SEC Football: Is a Nine-Game Conference Schedule on the Horizon?


(photo by LARRY E. WRIGHT, The Ann Arbor News)

Each Thursday night I sit down to write my column for the following day, often not knowing what topic I will cover beforehand. Sometimes panic sets in and I scan the college football news, and inevitably the Big 10 does something that rescues me from the throes of writer’s block.

This week it has come to light that the conference powers have agreed to stop scheduling opponents from the Football Championship Subdivision at some point in the future, and will move toward a nine- or ten-game conference schedule. On the surface this seems like an admirable move, as nobody actually enjoys these cupcake game. But could it be that that the Big 10 has an ulterior motive?

By moving to a nine-game conference schedule the Big 10 would join the PAC-12 and the Big 12, leaving the ACC and SEC as the only major conferences with an eight-game schedule. (Sorry Big East, you don’t count as a major conference since nobody is sure that you actually even exist anymore.)
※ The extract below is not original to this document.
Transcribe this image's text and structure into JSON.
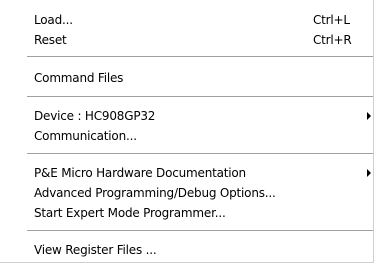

The ACC had previously explored the idea of a nine-game conference schedule before, only to scrap the idea when Pitt and Syracuse agreed to join the league. The endgame from the Big 10’s perspective is clear; they want the SEC to be the last conference left with an eight-game conference schedule, reasoning that the SEC will eventually be shamed into following suit. The SEC schedule is such a buzzsaw that adding an additional conference game greatly increases the chances of no team making it out of league play undefeated.

It is true that FBS/FCS games are unpalatable, but from the SEC’s perspective they make a lot of sense, since they typically happen in the penultimate week of the season, before the season-ending rivalry games. More often than not, SEC teams have not only the rivalry game and conference championship game to prepare for, but the national championship game as well.  The Big 10 on the other hand, uses games against FCS teams for its members to become bowl eligible.

By Big 10 logic, the way to break the SEC’s stranglehold on the national championship is to have SEC teams play more games against other SEC teams. If the SEC is forced to beat up on itself then undefeated and/or one loss teams from weaker conferences can crowd out the Southern powers when the four team playoff begins. Since the Big 10 has proven itself utterly incapable of competing with the SEC on the field of play, a procedural end-around seems to be their best shot at closing the gap.

Nobody likes cupcake games, but for SEC teams with bigger fish to fry, they make sound business sense. Perhaps I am off base here, and I suppose it is possible that the Big 10 simply does not want to see its members lose games to the likes of Appalachian State any longer. But in the long run, improving their product would make more sense for the Big 10 than feel-good schedule moves.